**What to do**
Go through the data line by line. Copy each one holding the string "screenshot".

**Source information**
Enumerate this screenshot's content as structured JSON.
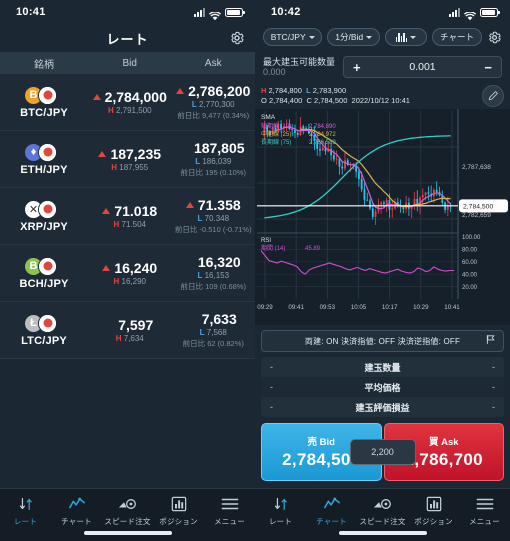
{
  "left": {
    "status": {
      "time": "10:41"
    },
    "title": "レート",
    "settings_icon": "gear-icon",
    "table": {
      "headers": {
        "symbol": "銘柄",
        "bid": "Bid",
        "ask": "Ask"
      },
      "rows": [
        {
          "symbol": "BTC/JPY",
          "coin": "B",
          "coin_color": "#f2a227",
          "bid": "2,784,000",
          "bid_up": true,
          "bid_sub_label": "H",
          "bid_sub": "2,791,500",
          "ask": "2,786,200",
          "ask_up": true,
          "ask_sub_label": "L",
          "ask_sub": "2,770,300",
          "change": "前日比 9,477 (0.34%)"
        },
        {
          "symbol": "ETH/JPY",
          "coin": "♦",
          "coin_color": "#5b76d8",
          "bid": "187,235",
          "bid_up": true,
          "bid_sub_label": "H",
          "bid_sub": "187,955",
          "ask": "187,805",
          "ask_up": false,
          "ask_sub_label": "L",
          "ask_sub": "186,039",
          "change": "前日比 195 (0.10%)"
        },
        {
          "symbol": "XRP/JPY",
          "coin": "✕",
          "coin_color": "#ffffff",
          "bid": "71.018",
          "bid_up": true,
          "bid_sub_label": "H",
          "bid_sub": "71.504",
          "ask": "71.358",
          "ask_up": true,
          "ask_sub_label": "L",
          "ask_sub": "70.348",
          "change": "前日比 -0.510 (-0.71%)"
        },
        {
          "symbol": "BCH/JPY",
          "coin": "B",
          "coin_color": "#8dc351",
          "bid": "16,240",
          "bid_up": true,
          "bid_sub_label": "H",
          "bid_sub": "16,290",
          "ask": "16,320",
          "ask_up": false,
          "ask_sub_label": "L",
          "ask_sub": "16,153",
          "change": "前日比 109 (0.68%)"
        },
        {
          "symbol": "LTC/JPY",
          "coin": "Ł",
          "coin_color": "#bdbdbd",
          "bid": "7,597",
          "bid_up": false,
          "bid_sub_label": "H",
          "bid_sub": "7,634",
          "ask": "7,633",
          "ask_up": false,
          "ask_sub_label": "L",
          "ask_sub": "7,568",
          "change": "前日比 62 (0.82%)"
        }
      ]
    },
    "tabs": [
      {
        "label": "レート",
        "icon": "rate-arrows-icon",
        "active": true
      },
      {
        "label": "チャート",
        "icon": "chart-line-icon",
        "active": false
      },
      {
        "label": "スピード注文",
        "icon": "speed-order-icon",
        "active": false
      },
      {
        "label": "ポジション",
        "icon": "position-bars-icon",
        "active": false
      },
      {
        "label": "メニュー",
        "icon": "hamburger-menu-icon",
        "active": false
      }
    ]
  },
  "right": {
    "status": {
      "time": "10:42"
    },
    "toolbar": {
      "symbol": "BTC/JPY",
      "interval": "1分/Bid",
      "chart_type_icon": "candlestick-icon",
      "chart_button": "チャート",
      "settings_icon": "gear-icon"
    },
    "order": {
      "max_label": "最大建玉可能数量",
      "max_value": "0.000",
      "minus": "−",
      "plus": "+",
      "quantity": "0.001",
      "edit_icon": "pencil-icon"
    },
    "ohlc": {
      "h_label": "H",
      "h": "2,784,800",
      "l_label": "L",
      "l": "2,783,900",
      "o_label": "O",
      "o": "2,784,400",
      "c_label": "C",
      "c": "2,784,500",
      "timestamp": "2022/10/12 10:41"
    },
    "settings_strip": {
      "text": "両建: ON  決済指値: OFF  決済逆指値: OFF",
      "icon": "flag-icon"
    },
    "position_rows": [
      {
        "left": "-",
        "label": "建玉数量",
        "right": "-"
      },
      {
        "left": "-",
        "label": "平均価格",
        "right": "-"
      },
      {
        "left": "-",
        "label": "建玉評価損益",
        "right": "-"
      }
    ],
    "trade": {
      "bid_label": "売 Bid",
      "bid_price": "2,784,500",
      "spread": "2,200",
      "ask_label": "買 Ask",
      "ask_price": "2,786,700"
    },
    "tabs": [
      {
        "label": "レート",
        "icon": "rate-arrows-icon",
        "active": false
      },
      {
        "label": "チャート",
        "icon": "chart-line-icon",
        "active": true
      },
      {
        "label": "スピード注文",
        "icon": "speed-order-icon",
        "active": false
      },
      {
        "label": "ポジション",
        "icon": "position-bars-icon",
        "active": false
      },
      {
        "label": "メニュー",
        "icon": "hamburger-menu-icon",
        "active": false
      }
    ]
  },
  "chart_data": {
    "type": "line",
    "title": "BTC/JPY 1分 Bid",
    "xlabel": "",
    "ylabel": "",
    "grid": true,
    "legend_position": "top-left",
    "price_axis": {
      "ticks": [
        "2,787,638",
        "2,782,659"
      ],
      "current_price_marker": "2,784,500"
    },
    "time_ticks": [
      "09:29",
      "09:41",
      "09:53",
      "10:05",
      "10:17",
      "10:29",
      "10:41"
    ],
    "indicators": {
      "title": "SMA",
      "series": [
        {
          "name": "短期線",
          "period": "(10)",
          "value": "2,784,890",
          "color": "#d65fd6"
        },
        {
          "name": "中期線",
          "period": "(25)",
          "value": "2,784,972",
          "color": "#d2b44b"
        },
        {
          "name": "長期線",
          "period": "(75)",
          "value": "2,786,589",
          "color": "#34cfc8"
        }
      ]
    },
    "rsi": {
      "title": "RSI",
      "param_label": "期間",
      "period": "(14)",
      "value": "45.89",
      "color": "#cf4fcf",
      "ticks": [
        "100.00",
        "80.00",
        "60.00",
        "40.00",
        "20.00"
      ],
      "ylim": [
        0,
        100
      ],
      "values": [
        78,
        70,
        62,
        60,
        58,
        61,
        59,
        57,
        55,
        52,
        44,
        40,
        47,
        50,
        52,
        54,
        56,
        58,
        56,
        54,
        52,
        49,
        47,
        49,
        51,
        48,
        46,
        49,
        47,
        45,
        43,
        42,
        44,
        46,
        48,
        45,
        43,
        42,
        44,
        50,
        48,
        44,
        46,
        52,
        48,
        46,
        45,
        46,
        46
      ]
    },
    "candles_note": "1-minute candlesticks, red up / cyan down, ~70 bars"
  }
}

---

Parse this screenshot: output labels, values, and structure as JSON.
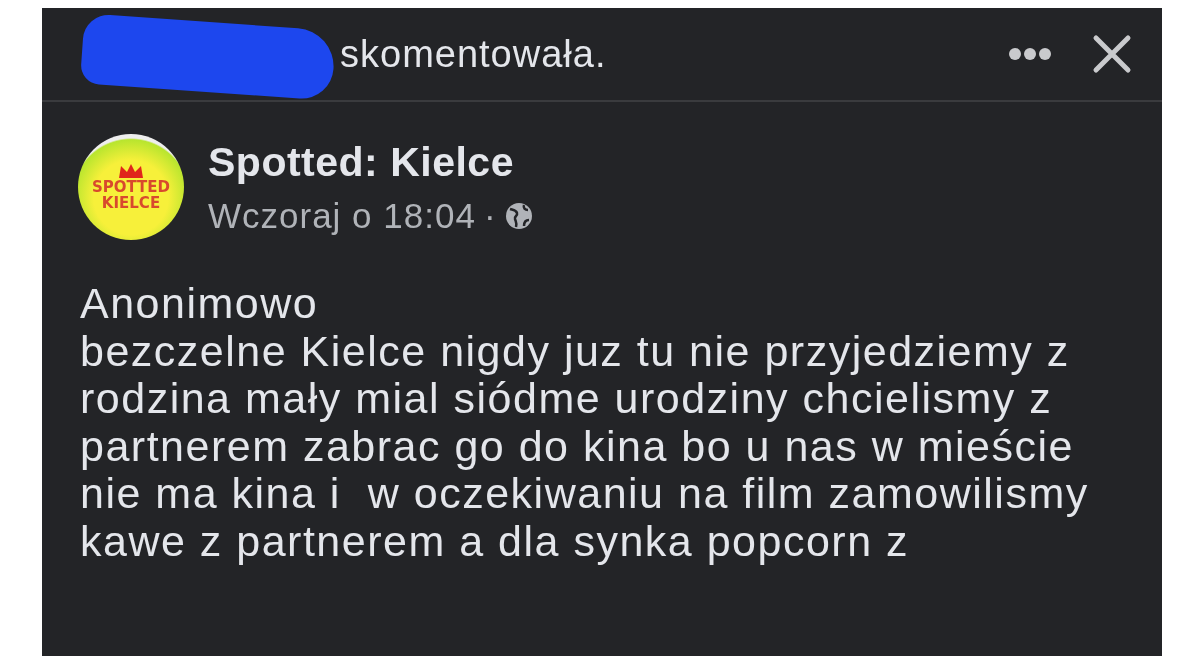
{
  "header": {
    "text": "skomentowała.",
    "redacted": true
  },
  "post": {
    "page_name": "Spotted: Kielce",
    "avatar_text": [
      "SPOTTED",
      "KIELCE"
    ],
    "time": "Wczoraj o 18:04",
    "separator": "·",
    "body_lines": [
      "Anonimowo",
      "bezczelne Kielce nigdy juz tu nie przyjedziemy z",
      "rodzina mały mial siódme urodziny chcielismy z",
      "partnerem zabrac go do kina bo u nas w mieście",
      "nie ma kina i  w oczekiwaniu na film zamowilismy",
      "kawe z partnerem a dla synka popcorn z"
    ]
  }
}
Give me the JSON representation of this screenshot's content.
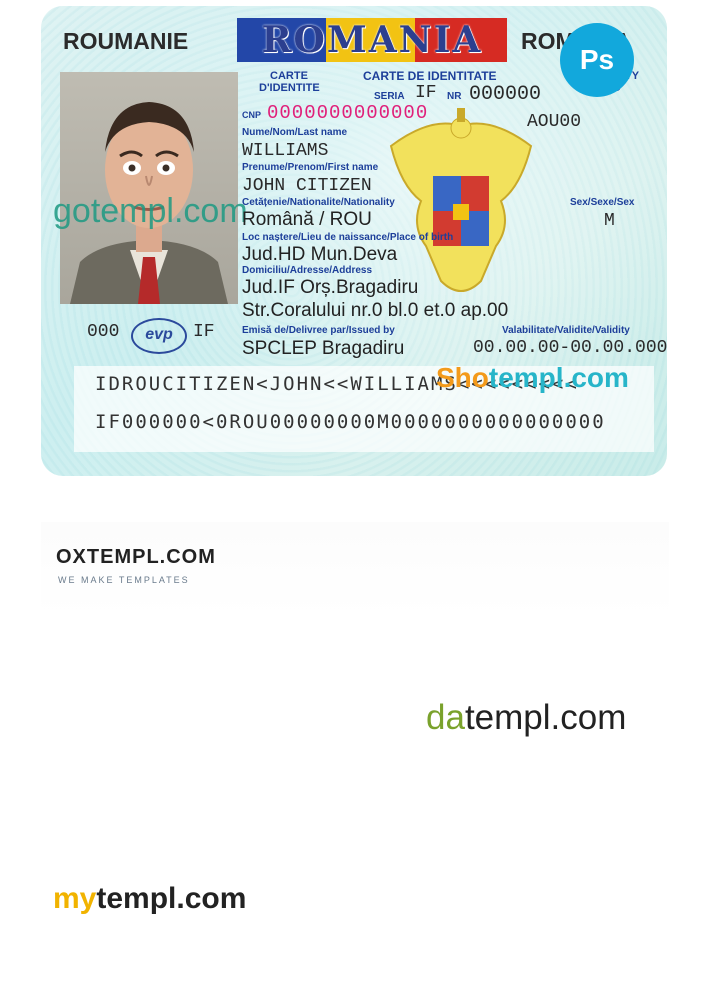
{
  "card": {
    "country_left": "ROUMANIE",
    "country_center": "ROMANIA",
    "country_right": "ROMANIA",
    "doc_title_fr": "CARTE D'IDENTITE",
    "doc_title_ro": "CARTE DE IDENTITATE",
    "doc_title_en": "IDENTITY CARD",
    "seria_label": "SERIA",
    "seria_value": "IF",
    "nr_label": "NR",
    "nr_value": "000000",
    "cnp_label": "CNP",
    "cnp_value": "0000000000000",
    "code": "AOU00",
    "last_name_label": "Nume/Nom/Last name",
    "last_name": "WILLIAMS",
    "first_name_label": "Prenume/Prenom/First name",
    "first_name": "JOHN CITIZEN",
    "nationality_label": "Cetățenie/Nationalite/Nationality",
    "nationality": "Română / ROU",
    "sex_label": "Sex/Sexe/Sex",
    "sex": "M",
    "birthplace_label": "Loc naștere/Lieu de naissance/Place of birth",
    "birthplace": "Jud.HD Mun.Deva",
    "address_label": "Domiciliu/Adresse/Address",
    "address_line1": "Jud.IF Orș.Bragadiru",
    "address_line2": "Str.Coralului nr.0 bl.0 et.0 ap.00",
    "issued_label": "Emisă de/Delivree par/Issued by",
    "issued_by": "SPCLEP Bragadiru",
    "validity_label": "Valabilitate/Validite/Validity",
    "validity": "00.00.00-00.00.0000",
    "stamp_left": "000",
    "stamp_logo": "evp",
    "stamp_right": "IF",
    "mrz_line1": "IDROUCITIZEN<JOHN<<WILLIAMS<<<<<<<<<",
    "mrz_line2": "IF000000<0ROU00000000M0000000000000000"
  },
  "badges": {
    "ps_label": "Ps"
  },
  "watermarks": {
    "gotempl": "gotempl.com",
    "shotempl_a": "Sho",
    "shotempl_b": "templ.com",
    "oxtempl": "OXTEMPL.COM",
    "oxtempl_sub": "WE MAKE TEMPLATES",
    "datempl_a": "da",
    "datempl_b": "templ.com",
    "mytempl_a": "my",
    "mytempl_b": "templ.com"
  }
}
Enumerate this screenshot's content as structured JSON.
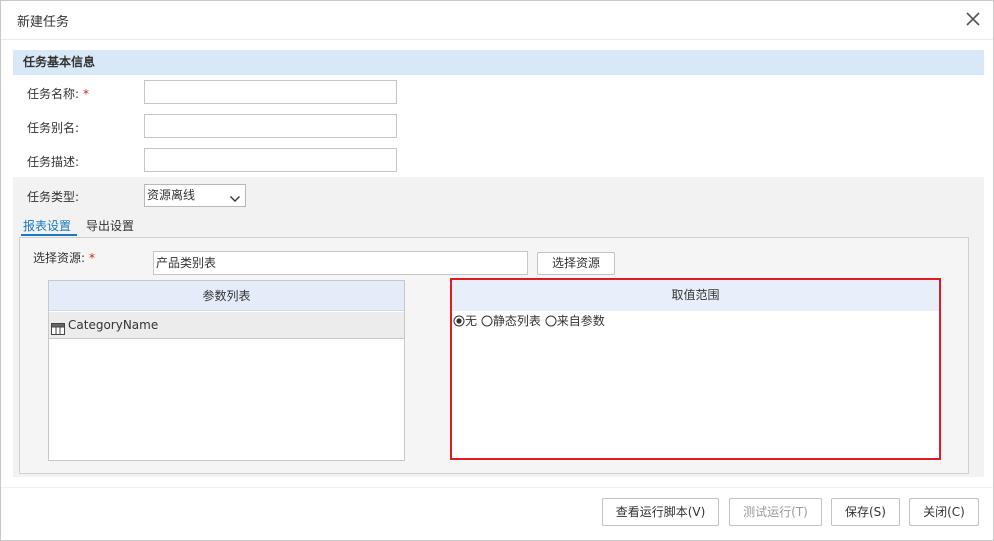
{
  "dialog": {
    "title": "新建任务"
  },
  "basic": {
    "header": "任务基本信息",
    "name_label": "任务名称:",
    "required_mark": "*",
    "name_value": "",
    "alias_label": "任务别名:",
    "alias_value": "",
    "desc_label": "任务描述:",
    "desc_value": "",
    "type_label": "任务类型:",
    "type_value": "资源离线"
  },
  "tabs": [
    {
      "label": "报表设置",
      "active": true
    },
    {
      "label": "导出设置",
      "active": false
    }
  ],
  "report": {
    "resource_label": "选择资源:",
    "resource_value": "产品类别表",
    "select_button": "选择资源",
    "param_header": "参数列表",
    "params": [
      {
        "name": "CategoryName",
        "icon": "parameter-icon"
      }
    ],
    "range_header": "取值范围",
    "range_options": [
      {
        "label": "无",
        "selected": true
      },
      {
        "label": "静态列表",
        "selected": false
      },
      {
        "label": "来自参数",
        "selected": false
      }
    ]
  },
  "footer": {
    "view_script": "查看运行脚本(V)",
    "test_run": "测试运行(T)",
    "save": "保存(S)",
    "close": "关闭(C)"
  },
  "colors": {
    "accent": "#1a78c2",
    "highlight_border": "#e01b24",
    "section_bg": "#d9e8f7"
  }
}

**Solved problem**
Enumerate this screenshot's content as structured JSON.
Parse this screenshot: output labels, values, and structure as JSON.
Give me the JSON representation of this screenshot's content.
Enumerate this screenshot's content as structured JSON.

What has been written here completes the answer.